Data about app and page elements
━━━━

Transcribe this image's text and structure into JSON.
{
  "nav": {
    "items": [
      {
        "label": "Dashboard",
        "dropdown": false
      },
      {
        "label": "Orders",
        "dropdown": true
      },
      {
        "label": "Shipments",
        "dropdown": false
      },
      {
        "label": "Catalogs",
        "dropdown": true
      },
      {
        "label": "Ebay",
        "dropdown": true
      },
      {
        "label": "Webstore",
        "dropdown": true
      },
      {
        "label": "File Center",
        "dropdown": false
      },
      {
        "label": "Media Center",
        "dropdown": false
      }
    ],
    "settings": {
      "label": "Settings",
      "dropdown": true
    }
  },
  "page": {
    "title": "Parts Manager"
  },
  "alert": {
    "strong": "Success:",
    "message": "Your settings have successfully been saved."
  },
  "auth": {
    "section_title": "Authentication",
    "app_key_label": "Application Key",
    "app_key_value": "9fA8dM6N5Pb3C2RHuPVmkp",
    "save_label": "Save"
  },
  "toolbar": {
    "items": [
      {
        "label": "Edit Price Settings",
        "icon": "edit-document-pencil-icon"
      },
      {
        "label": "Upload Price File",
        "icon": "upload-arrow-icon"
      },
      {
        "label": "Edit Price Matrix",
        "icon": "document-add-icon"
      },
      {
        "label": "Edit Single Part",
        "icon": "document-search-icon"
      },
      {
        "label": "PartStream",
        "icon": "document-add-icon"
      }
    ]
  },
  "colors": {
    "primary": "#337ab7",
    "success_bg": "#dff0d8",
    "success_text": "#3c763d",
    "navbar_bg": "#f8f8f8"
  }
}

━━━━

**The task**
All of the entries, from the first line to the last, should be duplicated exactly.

**Answer to the exercise**
Transcribe this image's text and structure into JSON.
{
  "nav": {
    "items": [
      {
        "label": "Dashboard",
        "dropdown": false
      },
      {
        "label": "Orders",
        "dropdown": true
      },
      {
        "label": "Shipments",
        "dropdown": false
      },
      {
        "label": "Catalogs",
        "dropdown": true
      },
      {
        "label": "Ebay",
        "dropdown": true
      },
      {
        "label": "Webstore",
        "dropdown": true
      },
      {
        "label": "File Center",
        "dropdown": false
      },
      {
        "label": "Media Center",
        "dropdown": false
      }
    ],
    "settings": {
      "label": "Settings",
      "dropdown": true
    }
  },
  "page": {
    "title": "Parts Manager"
  },
  "alert": {
    "strong": "Success:",
    "message": "Your settings have successfully been saved."
  },
  "auth": {
    "section_title": "Authentication",
    "app_key_label": "Application Key",
    "app_key_value": "9fA8dM6N5Pb3C2RHuPVmkp",
    "save_label": "Save"
  },
  "toolbar": {
    "items": [
      {
        "label": "Edit Price Settings",
        "icon": "edit-document-pencil-icon"
      },
      {
        "label": "Upload Price File",
        "icon": "upload-arrow-icon"
      },
      {
        "label": "Edit Price Matrix",
        "icon": "document-add-icon"
      },
      {
        "label": "Edit Single Part",
        "icon": "document-search-icon"
      },
      {
        "label": "PartStream",
        "icon": "document-add-icon"
      }
    ]
  },
  "colors": {
    "primary": "#337ab7",
    "success_bg": "#dff0d8",
    "success_text": "#3c763d",
    "navbar_bg": "#f8f8f8"
  }
}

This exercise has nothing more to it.